Besides solving a long-lasting mystery, i.e. understanding how flying snakes glide, their bodily movement, and developing a full model, among other things, the results can also be translated into robotics. This unique movement pattern has become an inspiration for robotics as it has enabled robots to move on sand, swim, and even move through rough environments. Now, studying it further might help them with gliding and maintaining stability whilst doing so.

As mentioned previously, there are currently 5 species of flying snakes. We’ve asked Dr. Socha if there is a chance that this unique ability to glide might have a say in the development of further species of flying snakes. He had this to say:

“In general, evolving the ability to glide can help to promote speciation. The snakes have an advantage over other snakes—they can take off if a predator is trying to get them. But the habitat where these snakes live has been rapidly altered or destroyed over the past decades. With less room to live and fewer snakes around, there are simply fewer chances to evolve.”

Besides understanding how flying snakes glide, the study’s results can also be applied to robotics

Image credits: Jake Socha

And this isn’t the end as the researchers plan on continuing their studies further, namely the flying snake’s aerodynamics and sensory systems:

“We are aiming to study the aerodynamics of the snake’s movements in detail, in 3D. And we’re also interested in how their sensory systems might contribute to their ability to control their glide. And yes, there is so much more to do!” explained Dr. Socha.

Check out this video detailing the study and showing some flying snakes in action

Image credits: nature video

Now, many people on the internet weren’t all too happy to find out that some snakes can glide through the air like a bird—and that is quite understandable—but flying snakes have been known to us for quite a while now—as early as the 18th century, in fact. Each of the species were discovered in the order as follows: the twin-barred tree snake or banded flying snake in 1758, the golden tree snake or ornate flying snake in 1802, the paradise tree snake and the Moluccan flying snake in 1827, and the Sri Lankan flying snake in 1943.

What are your thoughts on this? Do you prefer your snakes to stay on the ground, or do you think it is super cool? Let us know in the comment section below!

Despite scientists rejoicing in the findings, the internet wasn’t all too happy to find out there are flying snakes

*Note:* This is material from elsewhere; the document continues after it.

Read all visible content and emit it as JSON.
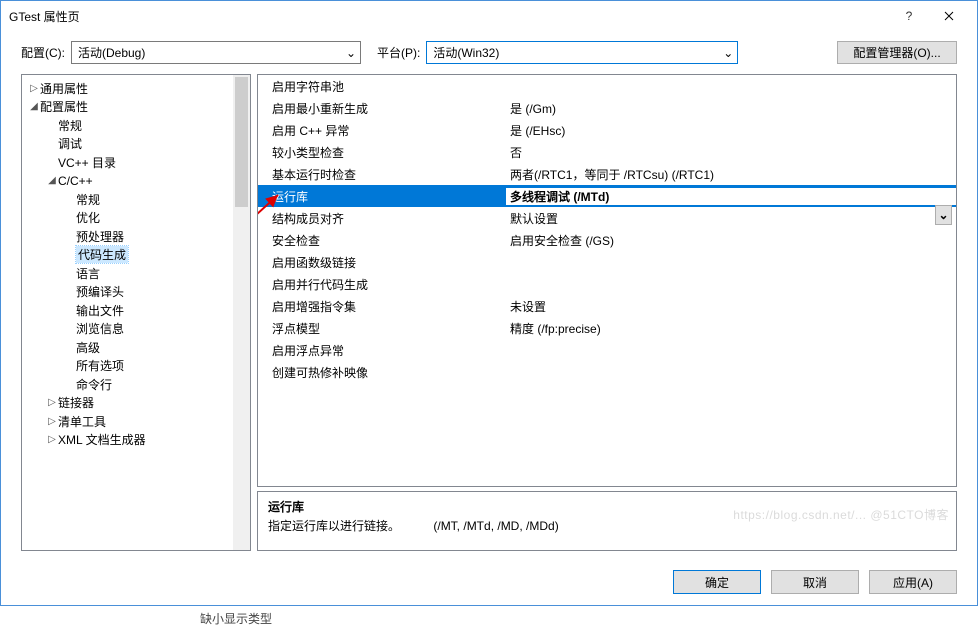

Except for this guy—he welcomes flying snakes

What are your thoughts on this? Do you prefer your snakes to stay on the ground, or do you think it is super cool? Let us know in the comment section below!